▶ **PROBLEM TO SOLVE**:
Everything in the records must be restated exactly, apart from the pictures.

• • • • • • •

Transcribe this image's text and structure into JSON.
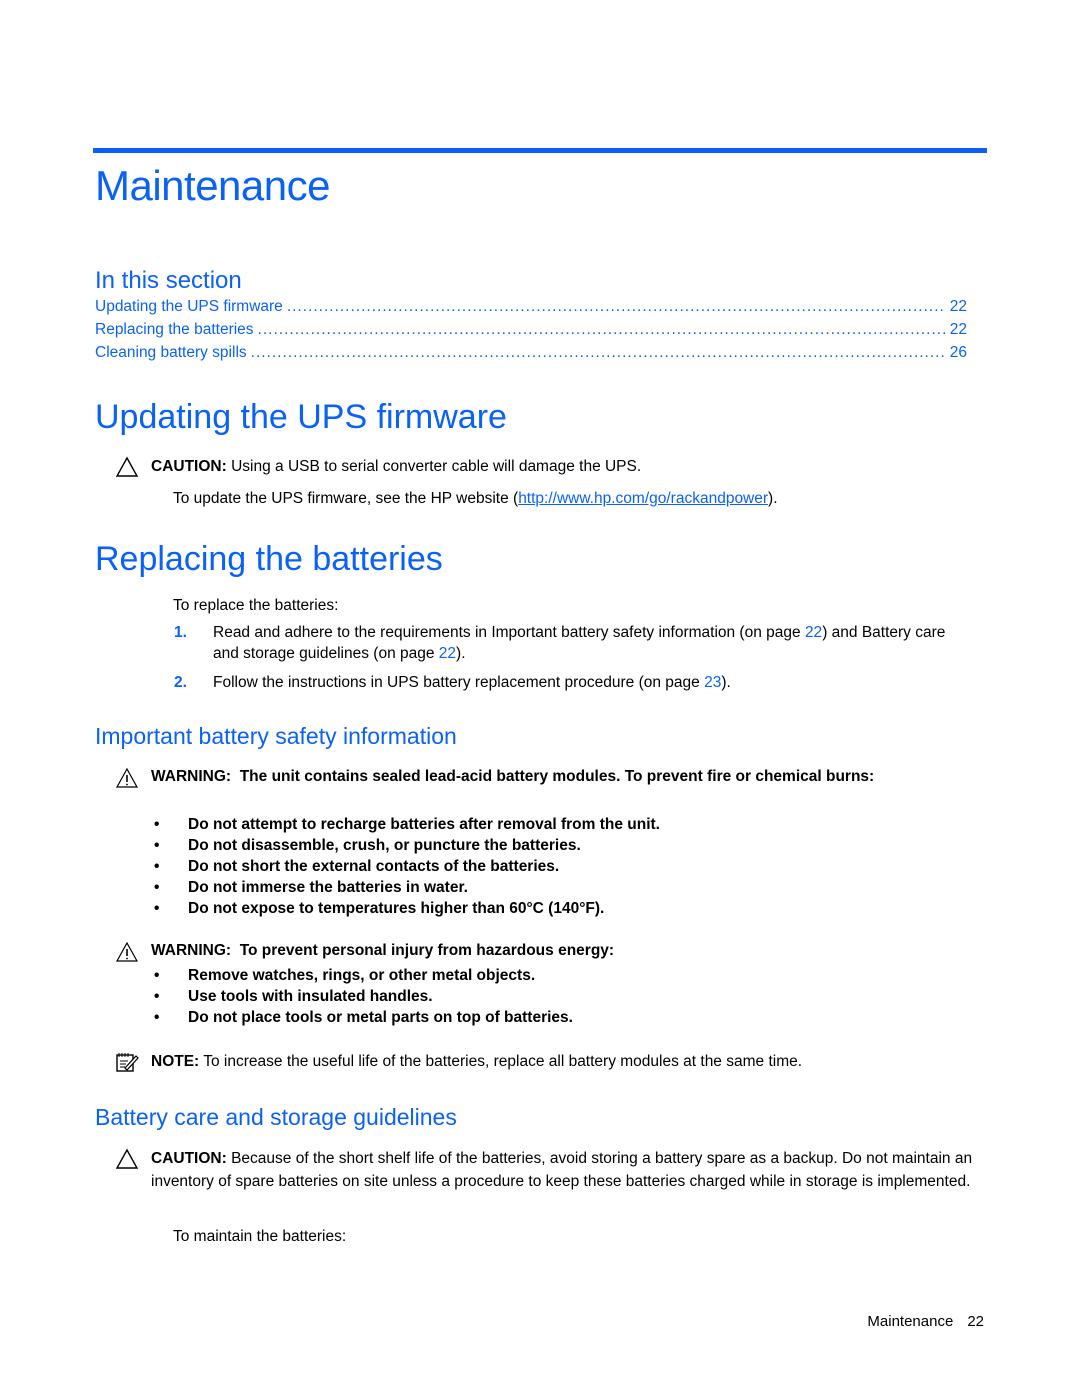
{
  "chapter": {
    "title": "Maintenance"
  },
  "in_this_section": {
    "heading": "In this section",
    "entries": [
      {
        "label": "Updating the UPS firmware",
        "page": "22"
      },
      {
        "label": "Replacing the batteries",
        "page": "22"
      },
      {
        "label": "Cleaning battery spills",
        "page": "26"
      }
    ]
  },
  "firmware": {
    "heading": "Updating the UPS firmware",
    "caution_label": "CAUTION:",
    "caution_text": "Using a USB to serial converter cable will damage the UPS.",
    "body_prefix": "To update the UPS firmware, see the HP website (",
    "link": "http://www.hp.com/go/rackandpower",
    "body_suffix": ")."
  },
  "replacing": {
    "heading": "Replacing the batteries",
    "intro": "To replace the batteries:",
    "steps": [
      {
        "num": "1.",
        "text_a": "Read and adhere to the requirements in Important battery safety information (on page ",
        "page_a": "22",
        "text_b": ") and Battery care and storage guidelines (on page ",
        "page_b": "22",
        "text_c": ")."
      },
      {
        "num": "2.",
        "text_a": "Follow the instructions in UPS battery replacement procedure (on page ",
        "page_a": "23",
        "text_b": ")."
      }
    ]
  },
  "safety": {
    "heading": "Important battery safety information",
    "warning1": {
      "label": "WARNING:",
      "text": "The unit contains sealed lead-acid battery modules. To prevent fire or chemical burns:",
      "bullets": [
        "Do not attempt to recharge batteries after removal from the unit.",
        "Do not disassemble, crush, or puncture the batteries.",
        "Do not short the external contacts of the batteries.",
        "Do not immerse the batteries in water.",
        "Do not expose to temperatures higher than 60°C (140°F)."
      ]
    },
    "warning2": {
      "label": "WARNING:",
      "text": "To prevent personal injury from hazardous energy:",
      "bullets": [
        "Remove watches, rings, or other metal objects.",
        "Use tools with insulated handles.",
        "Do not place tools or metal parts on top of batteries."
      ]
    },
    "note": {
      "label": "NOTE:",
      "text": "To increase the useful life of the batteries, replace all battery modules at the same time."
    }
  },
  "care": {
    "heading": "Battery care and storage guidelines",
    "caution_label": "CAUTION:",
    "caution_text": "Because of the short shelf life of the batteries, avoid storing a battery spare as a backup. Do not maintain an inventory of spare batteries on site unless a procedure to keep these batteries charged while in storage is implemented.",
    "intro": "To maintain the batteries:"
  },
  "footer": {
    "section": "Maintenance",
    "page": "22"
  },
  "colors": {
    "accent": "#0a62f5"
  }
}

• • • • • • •

▶ **RESPONSE TO THE EXERCISE**:
Transcribe this image's text and structure into JSON.
{
  "chapter": {
    "title": "Maintenance"
  },
  "in_this_section": {
    "heading": "In this section",
    "entries": [
      {
        "label": "Updating the UPS firmware",
        "page": "22"
      },
      {
        "label": "Replacing the batteries",
        "page": "22"
      },
      {
        "label": "Cleaning battery spills",
        "page": "26"
      }
    ]
  },
  "firmware": {
    "heading": "Updating the UPS firmware",
    "caution_label": "CAUTION:",
    "caution_text": "Using a USB to serial converter cable will damage the UPS.",
    "body_prefix": "To update the UPS firmware, see the HP website (",
    "link": "http://www.hp.com/go/rackandpower",
    "body_suffix": ")."
  },
  "replacing": {
    "heading": "Replacing the batteries",
    "intro": "To replace the batteries:",
    "steps": [
      {
        "num": "1.",
        "text_a": "Read and adhere to the requirements in Important battery safety information (on page ",
        "page_a": "22",
        "text_b": ") and Battery care and storage guidelines (on page ",
        "page_b": "22",
        "text_c": ")."
      },
      {
        "num": "2.",
        "text_a": "Follow the instructions in UPS battery replacement procedure (on page ",
        "page_a": "23",
        "text_b": ")."
      }
    ]
  },
  "safety": {
    "heading": "Important battery safety information",
    "warning1": {
      "label": "WARNING:",
      "text": "The unit contains sealed lead-acid battery modules. To prevent fire or chemical burns:",
      "bullets": [
        "Do not attempt to recharge batteries after removal from the unit.",
        "Do not disassemble, crush, or puncture the batteries.",
        "Do not short the external contacts of the batteries.",
        "Do not immerse the batteries in water.",
        "Do not expose to temperatures higher than 60°C (140°F)."
      ]
    },
    "warning2": {
      "label": "WARNING:",
      "text": "To prevent personal injury from hazardous energy:",
      "bullets": [
        "Remove watches, rings, or other metal objects.",
        "Use tools with insulated handles.",
        "Do not place tools or metal parts on top of batteries."
      ]
    },
    "note": {
      "label": "NOTE:",
      "text": "To increase the useful life of the batteries, replace all battery modules at the same time."
    }
  },
  "care": {
    "heading": "Battery care and storage guidelines",
    "caution_label": "CAUTION:",
    "caution_text": "Because of the short shelf life of the batteries, avoid storing a battery spare as a backup. Do not maintain an inventory of spare batteries on site unless a procedure to keep these batteries charged while in storage is implemented.",
    "intro": "To maintain the batteries:"
  },
  "footer": {
    "section": "Maintenance",
    "page": "22"
  },
  "colors": {
    "accent": "#0a62f5"
  }
}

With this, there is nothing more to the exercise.